TASK STATEMENT >> In the data below, which lines hold the word "screenshot"? Copy them.

[Opening DATA section]

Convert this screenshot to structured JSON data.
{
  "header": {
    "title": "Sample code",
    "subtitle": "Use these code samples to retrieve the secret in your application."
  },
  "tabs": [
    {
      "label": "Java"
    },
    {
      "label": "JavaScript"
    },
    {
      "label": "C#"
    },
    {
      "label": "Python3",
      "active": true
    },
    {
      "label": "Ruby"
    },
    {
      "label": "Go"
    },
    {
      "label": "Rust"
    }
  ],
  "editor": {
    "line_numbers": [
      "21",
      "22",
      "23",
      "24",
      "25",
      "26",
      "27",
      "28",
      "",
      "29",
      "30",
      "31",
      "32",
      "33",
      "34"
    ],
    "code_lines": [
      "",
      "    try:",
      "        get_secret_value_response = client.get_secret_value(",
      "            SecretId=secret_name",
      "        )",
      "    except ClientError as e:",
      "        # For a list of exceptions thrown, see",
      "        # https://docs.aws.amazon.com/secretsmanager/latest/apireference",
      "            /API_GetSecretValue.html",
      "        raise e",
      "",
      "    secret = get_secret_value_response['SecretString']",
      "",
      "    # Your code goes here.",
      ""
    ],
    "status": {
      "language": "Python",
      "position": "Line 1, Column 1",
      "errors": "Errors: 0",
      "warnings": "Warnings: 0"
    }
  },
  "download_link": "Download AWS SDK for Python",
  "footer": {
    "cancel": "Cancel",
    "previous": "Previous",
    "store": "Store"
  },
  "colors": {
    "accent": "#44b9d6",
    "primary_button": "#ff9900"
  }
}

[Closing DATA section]
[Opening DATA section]

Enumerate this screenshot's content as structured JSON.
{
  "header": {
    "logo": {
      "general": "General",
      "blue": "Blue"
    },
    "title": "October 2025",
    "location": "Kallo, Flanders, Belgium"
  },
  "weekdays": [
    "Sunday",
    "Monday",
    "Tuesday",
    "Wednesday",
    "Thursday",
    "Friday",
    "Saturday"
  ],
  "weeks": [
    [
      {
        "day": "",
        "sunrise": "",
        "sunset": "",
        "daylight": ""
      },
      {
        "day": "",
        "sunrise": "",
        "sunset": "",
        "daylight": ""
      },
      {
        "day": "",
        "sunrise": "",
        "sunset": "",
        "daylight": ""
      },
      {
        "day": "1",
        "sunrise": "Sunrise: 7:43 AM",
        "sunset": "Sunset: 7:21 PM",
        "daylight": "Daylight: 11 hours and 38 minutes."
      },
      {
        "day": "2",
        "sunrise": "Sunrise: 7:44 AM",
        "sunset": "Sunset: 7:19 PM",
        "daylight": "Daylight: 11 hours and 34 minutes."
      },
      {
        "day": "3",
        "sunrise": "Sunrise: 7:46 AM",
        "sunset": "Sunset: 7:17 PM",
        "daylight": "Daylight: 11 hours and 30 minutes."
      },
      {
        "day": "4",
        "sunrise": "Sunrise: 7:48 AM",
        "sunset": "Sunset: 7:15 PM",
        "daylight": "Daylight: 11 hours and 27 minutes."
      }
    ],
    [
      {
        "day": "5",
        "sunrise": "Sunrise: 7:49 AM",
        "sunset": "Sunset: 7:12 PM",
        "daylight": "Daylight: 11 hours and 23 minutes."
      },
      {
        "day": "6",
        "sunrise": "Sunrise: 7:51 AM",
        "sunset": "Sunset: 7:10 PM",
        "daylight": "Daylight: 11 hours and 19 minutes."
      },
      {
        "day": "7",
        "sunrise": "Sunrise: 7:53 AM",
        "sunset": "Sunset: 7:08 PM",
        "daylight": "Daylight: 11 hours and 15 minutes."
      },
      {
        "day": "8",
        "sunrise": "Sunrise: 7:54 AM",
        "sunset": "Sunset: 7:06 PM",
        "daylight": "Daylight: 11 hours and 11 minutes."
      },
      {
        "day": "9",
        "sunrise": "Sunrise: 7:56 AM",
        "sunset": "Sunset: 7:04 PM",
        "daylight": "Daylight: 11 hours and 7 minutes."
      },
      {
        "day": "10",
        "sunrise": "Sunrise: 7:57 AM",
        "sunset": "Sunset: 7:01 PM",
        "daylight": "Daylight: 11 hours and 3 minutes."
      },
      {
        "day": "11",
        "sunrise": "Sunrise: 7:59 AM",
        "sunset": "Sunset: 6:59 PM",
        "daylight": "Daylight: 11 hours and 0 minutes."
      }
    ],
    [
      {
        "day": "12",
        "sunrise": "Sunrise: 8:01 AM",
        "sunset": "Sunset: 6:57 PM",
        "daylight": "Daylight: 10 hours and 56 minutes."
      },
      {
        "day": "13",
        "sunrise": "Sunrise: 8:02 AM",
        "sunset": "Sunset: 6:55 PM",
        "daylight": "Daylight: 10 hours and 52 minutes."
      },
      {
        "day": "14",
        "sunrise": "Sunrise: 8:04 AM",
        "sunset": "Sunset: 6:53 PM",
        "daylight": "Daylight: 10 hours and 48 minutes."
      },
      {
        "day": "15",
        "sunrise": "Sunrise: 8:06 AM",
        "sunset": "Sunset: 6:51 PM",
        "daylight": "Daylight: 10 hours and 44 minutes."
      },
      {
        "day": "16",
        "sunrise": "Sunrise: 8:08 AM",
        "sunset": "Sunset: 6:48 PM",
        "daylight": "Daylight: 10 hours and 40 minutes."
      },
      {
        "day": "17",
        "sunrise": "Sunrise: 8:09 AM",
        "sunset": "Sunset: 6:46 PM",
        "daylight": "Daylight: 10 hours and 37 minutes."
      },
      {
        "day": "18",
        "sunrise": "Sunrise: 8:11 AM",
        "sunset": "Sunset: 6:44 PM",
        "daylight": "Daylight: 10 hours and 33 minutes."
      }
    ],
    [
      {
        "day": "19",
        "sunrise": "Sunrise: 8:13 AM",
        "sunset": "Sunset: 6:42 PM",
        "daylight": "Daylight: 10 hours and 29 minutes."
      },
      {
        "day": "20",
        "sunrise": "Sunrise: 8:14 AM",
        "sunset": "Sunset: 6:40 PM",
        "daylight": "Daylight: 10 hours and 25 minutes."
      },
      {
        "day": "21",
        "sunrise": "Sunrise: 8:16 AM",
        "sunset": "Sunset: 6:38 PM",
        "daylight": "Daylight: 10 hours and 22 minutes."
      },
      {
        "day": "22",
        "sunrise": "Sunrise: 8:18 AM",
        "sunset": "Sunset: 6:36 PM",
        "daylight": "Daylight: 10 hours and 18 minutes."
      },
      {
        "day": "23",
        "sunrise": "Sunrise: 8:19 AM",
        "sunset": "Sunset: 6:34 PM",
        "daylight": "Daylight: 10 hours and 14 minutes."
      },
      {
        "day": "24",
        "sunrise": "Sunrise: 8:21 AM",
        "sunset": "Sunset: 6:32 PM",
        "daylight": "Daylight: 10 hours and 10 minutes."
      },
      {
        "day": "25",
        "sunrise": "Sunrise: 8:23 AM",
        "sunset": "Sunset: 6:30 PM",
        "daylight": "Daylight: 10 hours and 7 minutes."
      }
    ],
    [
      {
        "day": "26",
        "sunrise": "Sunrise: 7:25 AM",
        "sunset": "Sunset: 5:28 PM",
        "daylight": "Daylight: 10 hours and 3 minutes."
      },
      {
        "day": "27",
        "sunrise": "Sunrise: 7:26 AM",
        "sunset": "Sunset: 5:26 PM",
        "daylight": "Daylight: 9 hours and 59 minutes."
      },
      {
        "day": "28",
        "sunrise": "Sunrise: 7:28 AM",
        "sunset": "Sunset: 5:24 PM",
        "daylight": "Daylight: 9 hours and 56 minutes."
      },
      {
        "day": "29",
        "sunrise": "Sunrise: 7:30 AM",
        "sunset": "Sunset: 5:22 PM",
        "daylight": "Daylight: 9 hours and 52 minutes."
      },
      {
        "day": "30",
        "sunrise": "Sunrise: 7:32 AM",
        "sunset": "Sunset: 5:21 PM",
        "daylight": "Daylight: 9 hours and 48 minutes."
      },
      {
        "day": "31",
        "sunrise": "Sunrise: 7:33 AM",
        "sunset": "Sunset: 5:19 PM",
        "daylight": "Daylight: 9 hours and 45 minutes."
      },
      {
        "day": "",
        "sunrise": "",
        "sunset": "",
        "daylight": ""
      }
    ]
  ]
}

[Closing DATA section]

SOLUTION TO THIS EXERCISE >>
Convert this screenshot to structured JSON data.
Enumerate this screenshot's content as structured JSON.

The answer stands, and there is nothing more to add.